Your accounting system effectively documents all the activity in your business and provides critical information to make good business decisions. If you’ve outgrown your accounting system and you’re moving to a new and improved model (like MYOB Exo!), it’s absolutely necessary that the transition is as seamless as possible so no information falls through the cracks.

To successfully transition to a new accounting system, you need to consider these factors:

CHANGE MANAGEMENT

A smooth transition starts with preparing your staff for change and guiding them through the process. First, communicate why your firm is moving to a new accounting software system. While the transition might require a lot of work on behalf of some key staff members, explain that your business will benefit from the new system in the long run.

Once you’ve explained why you’re making the transition, train your staff to implement the change. Schedule some time and verify that your current accounting procedures are documented. Work with your software provider to create a plan of conversion. Ensure that all stakeholders (accounting and finance staff, operations, senior management and even sales if your accounting system is linked to your inventory or job costing functions) are involved in planning the conversion.

UNDERSTANDING YOUR UNIQUE BUSINESS

Your company has processes that are unique to its particular industry. A retailer, for example, accounts for inventory. On the other hand, a manufacturer must account for raw materials and work in progress. You need to consider your unique business processes and how they link to your accounting structure in order to implement a smooth software conversion.

TEST YOUR NEW SYSTEM

Ideally you should have a transition period in order to test the new system is tracking data in the same way as the old system and avoid missing anything out. Run a set of transactions concurrently through your current and new system and review the results to ensure they are accurate.

Consider a denim jeans manufacturer for example. They decide to run transactions through their new system, at the same time, they process data through their existing (live) system. If their new software is operating properly, they should get the same accounting results as their current system produces. In this case, that means that the same dollar amount of denim is moved into production using both accounting systems. Both programs also post the same number of units, the same sales intake, same profit figure etc.

A FINAL SET OF TRANSACTIONS

Before you implement your new system, generate a set of adjusted financial statements at the end of a particular period. That “clean” set of financials will be your starting point for a new system. At the end of October, for example, you print a trial balance and post your accounting adjustments.
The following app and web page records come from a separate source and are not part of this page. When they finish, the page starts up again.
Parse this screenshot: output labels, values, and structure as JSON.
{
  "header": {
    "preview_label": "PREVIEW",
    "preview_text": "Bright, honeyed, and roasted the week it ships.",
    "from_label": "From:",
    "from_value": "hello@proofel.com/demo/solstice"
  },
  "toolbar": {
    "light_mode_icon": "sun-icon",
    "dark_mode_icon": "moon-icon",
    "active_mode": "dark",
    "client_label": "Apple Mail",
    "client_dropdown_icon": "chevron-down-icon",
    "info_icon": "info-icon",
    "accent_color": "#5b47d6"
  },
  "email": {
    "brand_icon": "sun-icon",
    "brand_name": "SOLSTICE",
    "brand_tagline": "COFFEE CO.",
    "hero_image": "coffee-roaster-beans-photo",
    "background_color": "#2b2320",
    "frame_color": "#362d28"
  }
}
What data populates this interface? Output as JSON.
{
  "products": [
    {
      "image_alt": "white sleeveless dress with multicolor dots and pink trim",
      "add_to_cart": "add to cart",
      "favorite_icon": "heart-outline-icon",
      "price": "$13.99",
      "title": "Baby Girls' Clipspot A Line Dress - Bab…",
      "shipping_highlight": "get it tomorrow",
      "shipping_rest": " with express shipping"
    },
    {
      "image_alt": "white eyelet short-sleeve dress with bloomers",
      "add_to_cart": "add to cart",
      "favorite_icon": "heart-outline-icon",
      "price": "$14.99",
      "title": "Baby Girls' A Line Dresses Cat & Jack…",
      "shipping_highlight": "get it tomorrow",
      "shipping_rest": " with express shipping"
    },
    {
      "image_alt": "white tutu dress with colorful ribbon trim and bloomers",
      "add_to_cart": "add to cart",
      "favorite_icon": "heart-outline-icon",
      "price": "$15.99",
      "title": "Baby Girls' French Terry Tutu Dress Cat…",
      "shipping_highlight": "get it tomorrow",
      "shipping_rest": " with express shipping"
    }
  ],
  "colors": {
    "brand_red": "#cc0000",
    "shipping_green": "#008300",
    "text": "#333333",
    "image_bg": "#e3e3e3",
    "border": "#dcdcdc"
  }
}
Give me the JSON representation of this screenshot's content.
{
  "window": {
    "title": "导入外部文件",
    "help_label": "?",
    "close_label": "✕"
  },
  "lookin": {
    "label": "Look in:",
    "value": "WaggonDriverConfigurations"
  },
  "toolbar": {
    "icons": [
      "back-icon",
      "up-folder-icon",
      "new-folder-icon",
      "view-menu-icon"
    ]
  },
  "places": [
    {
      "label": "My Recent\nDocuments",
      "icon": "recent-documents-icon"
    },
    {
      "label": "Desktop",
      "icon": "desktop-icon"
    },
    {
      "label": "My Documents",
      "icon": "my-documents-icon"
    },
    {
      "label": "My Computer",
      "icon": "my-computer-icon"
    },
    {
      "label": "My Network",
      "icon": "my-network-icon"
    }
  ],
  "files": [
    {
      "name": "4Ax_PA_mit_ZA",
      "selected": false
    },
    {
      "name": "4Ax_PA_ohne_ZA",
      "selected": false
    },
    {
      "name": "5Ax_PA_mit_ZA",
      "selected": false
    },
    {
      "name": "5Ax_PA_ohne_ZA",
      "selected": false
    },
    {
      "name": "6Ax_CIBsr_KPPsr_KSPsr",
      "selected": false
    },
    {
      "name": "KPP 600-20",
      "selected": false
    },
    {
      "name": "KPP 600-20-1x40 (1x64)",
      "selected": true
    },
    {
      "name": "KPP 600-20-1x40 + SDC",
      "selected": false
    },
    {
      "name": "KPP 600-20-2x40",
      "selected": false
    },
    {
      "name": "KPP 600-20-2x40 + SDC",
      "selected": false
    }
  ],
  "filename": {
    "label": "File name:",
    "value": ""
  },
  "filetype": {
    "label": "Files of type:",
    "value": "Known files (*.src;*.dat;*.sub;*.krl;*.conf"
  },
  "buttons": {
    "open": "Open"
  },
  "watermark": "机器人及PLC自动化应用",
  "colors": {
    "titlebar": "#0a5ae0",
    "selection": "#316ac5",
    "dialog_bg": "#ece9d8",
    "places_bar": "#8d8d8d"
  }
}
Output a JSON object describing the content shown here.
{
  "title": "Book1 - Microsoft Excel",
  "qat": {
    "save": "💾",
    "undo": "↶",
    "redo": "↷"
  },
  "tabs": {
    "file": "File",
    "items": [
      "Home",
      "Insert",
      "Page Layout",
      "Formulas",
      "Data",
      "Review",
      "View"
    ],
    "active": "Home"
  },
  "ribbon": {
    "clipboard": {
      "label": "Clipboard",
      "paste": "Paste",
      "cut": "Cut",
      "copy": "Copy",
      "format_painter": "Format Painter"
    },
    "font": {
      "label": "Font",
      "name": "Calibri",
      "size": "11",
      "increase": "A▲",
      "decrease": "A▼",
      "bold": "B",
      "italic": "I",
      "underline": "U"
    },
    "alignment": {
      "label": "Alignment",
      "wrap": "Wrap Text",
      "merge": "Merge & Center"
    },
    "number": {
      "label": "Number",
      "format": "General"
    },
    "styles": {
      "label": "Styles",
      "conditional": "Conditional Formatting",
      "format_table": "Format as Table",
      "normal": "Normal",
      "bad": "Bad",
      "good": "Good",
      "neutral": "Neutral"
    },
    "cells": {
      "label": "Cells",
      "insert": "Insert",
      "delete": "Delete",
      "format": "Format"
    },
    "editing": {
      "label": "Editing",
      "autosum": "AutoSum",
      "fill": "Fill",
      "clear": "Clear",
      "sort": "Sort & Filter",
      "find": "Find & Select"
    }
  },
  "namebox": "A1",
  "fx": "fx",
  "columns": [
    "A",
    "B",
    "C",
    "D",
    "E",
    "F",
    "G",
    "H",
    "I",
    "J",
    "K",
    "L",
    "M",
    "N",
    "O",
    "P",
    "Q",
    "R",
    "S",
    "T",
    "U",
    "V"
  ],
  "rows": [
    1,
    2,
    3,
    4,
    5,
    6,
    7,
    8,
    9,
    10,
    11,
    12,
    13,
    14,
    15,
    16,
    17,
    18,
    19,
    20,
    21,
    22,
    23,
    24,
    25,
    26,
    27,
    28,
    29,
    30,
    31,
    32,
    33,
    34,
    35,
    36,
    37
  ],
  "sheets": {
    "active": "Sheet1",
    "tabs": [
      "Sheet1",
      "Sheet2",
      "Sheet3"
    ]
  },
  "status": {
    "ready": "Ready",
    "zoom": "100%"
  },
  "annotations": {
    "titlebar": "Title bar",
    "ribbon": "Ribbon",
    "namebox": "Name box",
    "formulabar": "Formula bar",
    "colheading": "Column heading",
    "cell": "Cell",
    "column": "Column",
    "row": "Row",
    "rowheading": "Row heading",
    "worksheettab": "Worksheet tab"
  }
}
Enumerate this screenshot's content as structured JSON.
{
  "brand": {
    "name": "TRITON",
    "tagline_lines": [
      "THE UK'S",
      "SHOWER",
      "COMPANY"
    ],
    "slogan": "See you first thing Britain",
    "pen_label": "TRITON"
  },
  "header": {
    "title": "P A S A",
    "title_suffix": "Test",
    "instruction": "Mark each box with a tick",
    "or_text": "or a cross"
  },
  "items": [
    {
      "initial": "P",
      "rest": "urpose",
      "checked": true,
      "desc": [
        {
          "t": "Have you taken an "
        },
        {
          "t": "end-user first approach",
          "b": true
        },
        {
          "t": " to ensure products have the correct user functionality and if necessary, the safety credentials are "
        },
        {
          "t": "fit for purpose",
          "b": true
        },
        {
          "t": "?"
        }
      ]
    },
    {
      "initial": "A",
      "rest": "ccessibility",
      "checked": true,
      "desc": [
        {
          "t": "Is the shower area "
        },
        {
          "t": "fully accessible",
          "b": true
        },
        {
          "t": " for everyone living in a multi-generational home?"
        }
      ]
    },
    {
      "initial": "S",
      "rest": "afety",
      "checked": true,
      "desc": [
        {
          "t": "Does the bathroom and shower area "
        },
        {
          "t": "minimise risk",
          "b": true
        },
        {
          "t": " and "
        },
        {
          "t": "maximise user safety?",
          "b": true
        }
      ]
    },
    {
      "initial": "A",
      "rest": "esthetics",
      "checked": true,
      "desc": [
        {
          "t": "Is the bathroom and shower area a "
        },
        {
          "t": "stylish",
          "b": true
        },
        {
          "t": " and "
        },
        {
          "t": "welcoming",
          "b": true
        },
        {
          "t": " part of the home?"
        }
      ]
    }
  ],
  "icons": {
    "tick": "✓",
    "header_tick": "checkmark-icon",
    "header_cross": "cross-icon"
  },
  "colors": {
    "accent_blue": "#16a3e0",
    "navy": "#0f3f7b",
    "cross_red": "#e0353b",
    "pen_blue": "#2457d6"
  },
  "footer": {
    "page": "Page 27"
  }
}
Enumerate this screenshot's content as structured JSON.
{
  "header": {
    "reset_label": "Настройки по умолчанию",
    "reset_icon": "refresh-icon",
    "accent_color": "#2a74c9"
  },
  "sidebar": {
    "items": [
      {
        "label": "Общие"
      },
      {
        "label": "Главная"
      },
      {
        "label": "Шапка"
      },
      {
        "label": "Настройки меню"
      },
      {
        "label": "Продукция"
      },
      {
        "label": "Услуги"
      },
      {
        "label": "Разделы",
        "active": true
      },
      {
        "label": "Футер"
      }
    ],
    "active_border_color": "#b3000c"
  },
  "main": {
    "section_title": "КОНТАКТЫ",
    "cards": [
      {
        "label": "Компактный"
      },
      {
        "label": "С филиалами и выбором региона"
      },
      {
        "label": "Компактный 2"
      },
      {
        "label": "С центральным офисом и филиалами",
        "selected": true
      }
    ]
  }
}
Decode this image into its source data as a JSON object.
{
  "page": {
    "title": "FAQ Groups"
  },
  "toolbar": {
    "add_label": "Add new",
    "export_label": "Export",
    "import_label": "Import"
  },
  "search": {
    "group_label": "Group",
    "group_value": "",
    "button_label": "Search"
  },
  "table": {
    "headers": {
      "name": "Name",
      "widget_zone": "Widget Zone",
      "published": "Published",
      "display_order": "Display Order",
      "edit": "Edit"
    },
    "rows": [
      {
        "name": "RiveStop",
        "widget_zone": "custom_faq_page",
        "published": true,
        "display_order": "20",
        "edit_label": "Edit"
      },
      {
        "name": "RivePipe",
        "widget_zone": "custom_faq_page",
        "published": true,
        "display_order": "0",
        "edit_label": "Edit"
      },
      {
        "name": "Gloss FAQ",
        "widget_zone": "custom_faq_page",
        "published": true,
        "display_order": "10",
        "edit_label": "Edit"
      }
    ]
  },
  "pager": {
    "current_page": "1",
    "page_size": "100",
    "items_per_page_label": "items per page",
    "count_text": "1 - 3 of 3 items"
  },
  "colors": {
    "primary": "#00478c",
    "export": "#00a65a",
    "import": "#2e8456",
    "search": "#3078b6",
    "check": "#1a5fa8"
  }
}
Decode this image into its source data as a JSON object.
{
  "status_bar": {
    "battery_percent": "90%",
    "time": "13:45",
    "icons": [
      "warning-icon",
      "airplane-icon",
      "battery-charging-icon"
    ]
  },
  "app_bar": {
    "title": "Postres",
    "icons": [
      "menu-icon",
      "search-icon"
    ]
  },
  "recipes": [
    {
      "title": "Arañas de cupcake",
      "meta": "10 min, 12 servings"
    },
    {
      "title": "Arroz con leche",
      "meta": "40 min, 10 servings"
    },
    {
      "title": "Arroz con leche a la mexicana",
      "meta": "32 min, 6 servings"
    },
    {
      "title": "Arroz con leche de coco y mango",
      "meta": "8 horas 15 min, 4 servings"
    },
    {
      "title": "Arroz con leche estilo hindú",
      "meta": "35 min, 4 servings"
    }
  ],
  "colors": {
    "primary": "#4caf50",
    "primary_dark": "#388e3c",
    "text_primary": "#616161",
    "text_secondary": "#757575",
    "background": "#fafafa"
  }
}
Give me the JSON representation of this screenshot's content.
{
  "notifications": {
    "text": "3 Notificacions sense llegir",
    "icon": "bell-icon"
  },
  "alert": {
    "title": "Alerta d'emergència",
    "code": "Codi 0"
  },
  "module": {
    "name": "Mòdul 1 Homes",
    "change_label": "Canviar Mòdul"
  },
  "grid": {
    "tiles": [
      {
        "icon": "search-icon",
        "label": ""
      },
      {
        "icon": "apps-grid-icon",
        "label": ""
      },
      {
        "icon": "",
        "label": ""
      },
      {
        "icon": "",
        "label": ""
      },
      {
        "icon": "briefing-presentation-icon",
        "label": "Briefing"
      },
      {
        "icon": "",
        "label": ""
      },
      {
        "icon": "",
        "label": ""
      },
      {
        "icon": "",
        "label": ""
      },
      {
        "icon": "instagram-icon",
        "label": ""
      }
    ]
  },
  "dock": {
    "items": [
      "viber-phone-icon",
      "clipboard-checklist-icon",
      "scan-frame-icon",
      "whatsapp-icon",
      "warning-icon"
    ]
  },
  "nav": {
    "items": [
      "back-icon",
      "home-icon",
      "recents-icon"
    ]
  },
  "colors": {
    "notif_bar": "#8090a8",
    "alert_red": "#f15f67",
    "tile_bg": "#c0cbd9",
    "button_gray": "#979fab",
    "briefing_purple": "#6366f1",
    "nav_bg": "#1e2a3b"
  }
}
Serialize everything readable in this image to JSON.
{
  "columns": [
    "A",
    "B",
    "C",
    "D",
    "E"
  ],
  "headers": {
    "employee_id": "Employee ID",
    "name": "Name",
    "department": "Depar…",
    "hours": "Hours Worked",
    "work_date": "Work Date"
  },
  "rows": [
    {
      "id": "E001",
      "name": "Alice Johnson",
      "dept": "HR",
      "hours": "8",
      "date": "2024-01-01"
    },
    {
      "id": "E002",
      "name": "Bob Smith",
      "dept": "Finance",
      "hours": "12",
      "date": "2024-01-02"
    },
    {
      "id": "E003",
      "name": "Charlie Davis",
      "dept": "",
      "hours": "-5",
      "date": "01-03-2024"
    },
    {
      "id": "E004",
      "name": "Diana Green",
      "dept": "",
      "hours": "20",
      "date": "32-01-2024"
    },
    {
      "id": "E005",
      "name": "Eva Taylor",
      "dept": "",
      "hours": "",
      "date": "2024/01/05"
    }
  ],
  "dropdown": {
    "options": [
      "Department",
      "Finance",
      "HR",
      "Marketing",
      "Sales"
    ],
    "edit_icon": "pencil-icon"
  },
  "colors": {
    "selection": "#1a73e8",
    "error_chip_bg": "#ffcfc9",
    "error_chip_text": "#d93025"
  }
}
Once you’re satisfied with your adjusted trial balance, you generate October financial statements (balance sheet, income statement, etc.).

GOING LIVE

Say you decide to go live with your new accounting software on November 1st. You’ve communicated the November conversion data to your staff. Each person in the organisation has provided his or her input on the implementation process. Your staff has a new operations manual and has trained on the new software.

At various points after software implementation, you analyse the results that are generated by the new software. You use your October 31st accounting data to ensure that November accounting activity is posted correctly.

These tips can help you have a smooth transition to your new accounting system.

WORK WITH AN EXPERT

Consider working with an accounting software expert to help you with the implementation process. We are available to talk through your particular situation with you and provide advice to help make your software switchover seamless. Contact us at (08) 9328 1678 or via our contact form and we’ll get in touch!